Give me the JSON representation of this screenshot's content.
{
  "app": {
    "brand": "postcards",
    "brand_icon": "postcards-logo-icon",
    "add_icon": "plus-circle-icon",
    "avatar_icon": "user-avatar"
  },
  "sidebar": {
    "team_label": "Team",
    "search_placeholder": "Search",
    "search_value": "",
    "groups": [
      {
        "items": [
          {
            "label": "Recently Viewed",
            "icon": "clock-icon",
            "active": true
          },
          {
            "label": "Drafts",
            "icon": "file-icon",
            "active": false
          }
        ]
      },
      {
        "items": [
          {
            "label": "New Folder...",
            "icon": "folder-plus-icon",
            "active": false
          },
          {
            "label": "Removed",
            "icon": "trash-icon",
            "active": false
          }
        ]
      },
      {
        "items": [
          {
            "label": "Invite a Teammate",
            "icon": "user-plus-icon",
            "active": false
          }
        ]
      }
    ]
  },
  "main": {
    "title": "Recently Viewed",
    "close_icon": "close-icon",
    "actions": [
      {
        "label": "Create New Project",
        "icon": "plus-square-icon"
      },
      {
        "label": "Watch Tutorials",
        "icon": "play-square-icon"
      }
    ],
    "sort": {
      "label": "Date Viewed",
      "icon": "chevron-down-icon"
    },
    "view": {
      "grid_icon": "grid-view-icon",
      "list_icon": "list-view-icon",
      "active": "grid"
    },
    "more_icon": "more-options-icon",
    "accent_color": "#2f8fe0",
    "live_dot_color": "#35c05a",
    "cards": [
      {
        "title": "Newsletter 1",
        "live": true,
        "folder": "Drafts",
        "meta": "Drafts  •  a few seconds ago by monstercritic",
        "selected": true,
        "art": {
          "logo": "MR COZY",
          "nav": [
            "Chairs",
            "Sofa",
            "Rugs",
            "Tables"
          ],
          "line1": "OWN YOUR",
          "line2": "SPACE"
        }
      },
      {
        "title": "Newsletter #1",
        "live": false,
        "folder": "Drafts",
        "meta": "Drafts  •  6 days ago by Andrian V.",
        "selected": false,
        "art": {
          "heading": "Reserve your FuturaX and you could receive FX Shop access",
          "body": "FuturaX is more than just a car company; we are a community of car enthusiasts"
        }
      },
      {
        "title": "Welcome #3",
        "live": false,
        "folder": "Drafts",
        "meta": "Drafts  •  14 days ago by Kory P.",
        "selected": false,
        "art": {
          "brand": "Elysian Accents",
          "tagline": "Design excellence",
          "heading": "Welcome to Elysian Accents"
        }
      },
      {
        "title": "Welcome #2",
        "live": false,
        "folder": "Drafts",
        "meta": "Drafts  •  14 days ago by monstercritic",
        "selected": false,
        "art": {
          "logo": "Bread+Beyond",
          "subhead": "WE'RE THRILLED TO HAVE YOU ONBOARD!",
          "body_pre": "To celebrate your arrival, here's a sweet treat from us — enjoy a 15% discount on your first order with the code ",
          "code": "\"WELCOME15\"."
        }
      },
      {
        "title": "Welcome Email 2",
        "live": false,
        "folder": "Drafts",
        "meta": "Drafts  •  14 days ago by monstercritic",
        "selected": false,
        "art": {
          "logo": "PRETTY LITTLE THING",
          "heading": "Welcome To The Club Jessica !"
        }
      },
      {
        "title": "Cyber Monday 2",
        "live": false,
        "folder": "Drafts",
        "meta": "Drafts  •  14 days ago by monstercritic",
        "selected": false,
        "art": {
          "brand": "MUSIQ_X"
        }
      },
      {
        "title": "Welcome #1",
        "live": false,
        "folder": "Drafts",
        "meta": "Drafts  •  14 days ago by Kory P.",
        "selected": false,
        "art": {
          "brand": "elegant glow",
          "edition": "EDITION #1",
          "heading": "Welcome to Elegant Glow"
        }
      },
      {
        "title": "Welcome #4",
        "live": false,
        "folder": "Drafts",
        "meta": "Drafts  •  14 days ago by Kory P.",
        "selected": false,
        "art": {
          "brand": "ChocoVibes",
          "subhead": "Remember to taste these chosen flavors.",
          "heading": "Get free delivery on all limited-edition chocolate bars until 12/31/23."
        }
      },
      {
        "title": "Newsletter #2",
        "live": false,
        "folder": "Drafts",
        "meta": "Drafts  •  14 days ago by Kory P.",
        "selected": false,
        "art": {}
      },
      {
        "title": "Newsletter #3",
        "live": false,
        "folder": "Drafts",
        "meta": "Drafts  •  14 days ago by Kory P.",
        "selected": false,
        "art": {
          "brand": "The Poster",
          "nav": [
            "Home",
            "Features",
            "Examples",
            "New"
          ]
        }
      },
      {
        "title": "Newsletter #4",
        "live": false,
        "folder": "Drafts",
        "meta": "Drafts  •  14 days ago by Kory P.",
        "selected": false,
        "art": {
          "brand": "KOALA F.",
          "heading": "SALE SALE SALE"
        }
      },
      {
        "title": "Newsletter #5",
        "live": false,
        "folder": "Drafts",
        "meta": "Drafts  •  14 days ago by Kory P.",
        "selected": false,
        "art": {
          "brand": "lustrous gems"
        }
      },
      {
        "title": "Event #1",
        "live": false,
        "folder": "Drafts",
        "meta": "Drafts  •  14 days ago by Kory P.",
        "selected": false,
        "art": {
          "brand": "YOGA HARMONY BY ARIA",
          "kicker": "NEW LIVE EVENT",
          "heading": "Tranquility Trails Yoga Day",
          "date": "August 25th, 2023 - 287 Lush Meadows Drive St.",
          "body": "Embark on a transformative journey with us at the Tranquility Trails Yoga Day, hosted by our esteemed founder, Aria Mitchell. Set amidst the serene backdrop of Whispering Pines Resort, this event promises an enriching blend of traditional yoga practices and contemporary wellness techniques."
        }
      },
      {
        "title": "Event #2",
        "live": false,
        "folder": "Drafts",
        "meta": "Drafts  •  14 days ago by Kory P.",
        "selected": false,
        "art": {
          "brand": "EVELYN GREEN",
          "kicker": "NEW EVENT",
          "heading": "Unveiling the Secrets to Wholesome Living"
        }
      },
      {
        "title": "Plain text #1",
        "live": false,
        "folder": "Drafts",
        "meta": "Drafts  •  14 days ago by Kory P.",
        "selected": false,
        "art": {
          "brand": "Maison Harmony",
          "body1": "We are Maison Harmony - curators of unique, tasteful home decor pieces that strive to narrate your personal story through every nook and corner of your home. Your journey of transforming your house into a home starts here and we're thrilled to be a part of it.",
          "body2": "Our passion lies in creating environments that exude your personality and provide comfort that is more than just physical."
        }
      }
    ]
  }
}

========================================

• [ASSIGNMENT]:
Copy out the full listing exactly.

• [SOLUTION TO THIS PROBLEM]:
Give me the JSON representation of this screenshot's content.
{
  "app": {
    "brand": "postcards",
    "brand_icon": "postcards-logo-icon",
    "add_icon": "plus-circle-icon",
    "avatar_icon": "user-avatar"
  },
  "sidebar": {
    "team_label": "Team",
    "search_placeholder": "Search",
    "search_value": "",
    "groups": [
      {
        "items": [
          {
            "label": "Recently Viewed",
            "icon": "clock-icon",
            "active": true
          },
          {
            "label": "Drafts",
            "icon": "file-icon",
            "active": false
          }
        ]
      },
      {
        "items": [
          {
            "label": "New Folder...",
            "icon": "folder-plus-icon",
            "active": false
          },
          {
            "label": "Removed",
            "icon": "trash-icon",
            "active": false
          }
        ]
      },
      {
        "items": [
          {
            "label": "Invite a Teammate",
            "icon": "user-plus-icon",
            "active": false
          }
        ]
      }
    ]
  },
  "main": {
    "title": "Recently Viewed",
    "close_icon": "close-icon",
    "actions": [
      {
        "label": "Create New Project",
        "icon": "plus-square-icon"
      },
      {
        "label": "Watch Tutorials",
        "icon": "play-square-icon"
      }
    ],
    "sort": {
      "label": "Date Viewed",
      "icon": "chevron-down-icon"
    },
    "view": {
      "grid_icon": "grid-view-icon",
      "list_icon": "list-view-icon",
      "active": "grid"
    },
    "more_icon": "more-options-icon",
    "accent_color": "#2f8fe0",
    "live_dot_color": "#35c05a",
    "cards": [
      {
        "title": "Newsletter 1",
        "live": true,
        "folder": "Drafts",
        "meta": "Drafts  •  a few seconds ago by monstercritic",
        "selected": true,
        "art": {
          "logo": "MR COZY",
          "nav": [
            "Chairs",
            "Sofa",
            "Rugs",
            "Tables"
          ],
          "line1": "OWN YOUR",
          "line2": "SPACE"
        }
      },
      {
        "title": "Newsletter #1",
        "live": false,
        "folder": "Drafts",
        "meta": "Drafts  •  6 days ago by Andrian V.",
        "selected": false,
        "art": {
          "heading": "Reserve your FuturaX and you could receive FX Shop access",
          "body": "FuturaX is more than just a car company; we are a community of car enthusiasts"
        }
      },
      {
        "title": "Welcome #3",
        "live": false,
        "folder": "Drafts",
        "meta": "Drafts  •  14 days ago by Kory P.",
        "selected": false,
        "art": {
          "brand": "Elysian Accents",
          "tagline": "Design excellence",
          "heading": "Welcome to Elysian Accents"
        }
      },
      {
        "title": "Welcome #2",
        "live": false,
        "folder": "Drafts",
        "meta": "Drafts  •  14 days ago by monstercritic",
        "selected": false,
        "art": {
          "logo": "Bread+Beyond",
          "subhead": "WE'RE THRILLED TO HAVE YOU ONBOARD!",
          "body_pre": "To celebrate your arrival, here's a sweet treat from us — enjoy a 15% discount on your first order with the code ",
          "code": "\"WELCOME15\"."
        }
      },
      {
        "title": "Welcome Email 2",
        "live": false,
        "folder": "Drafts",
        "meta": "Drafts  •  14 days ago by monstercritic",
        "selected": false,
        "art": {
          "logo": "PRETTY LITTLE THING",
          "heading": "Welcome To The Club Jessica !"
        }
      },
      {
        "title": "Cyber Monday 2",
        "live": false,
        "folder": "Drafts",
        "meta": "Drafts  •  14 days ago by monstercritic",
        "selected": false,
        "art": {
          "brand": "MUSIQ_X"
        }
      },
      {
        "title": "Welcome #1",
        "live": false,
        "folder": "Drafts",
        "meta": "Drafts  •  14 days ago by Kory P.",
        "selected": false,
        "art": {
          "brand": "elegant glow",
          "edition": "EDITION #1",
          "heading": "Welcome to Elegant Glow"
        }
      },
      {
        "title": "Welcome #4",
        "live": false,
        "folder": "Drafts",
        "meta": "Drafts  •  14 days ago by Kory P.",
        "selected": false,
        "art": {
          "brand": "ChocoVibes",
          "subhead": "Remember to taste these chosen flavors.",
          "heading": "Get free delivery on all limited-edition chocolate bars until 12/31/23."
        }
      },
      {
        "title": "Newsletter #2",
        "live": false,
        "folder": "Drafts",
        "meta": "Drafts  •  14 days ago by Kory P.",
        "selected": false,
        "art": {}
      },
      {
        "title": "Newsletter #3",
        "live": false,
        "folder": "Drafts",
        "meta": "Drafts  •  14 days ago by Kory P.",
        "selected": false,
        "art": {
          "brand": "The Poster",
          "nav": [
            "Home",
            "Features",
            "Examples",
            "New"
          ]
        }
      },
      {
        "title": "Newsletter #4",
        "live": false,
        "folder": "Drafts",
        "meta": "Drafts  •  14 days ago by Kory P.",
        "selected": false,
        "art": {
          "brand": "KOALA F.",
          "heading": "SALE SALE SALE"
        }
      },
      {
        "title": "Newsletter #5",
        "live": false,
        "folder": "Drafts",
        "meta": "Drafts  •  14 days ago by Kory P.",
        "selected": false,
        "art": {
          "brand": "lustrous gems"
        }
      },
      {
        "title": "Event #1",
        "live": false,
        "folder": "Drafts",
        "meta": "Drafts  •  14 days ago by Kory P.",
        "selected": false,
        "art": {
          "brand": "YOGA HARMONY BY ARIA",
          "kicker": "NEW LIVE EVENT",
          "heading": "Tranquility Trails Yoga Day",
          "date": "August 25th, 2023 - 287 Lush Meadows Drive St.",
          "body": "Embark on a transformative journey with us at the Tranquility Trails Yoga Day, hosted by our esteemed founder, Aria Mitchell. Set amidst the serene backdrop of Whispering Pines Resort, this event promises an enriching blend of traditional yoga practices and contemporary wellness techniques."
        }
      },
      {
        "title": "Event #2",
        "live": false,
        "folder": "Drafts",
        "meta": "Drafts  •  14 days ago by Kory P.",
        "selected": false,
        "art": {
          "brand": "EVELYN GREEN",
          "kicker": "NEW EVENT",
          "heading": "Unveiling the Secrets to Wholesome Living"
        }
      },
      {
        "title": "Plain text #1",
        "live": false,
        "folder": "Drafts",
        "meta": "Drafts  •  14 days ago by Kory P.",
        "selected": false,
        "art": {
          "brand": "Maison Harmony",
          "body1": "We are Maison Harmony - curators of unique, tasteful home decor pieces that strive to narrate your personal story through every nook and corner of your home. Your journey of transforming your house into a home starts here and we're thrilled to be a part of it.",
          "body2": "Our passion lies in creating environments that exude your personality and provide comfort that is more than just physical."
        }
      }
    ]
  }
}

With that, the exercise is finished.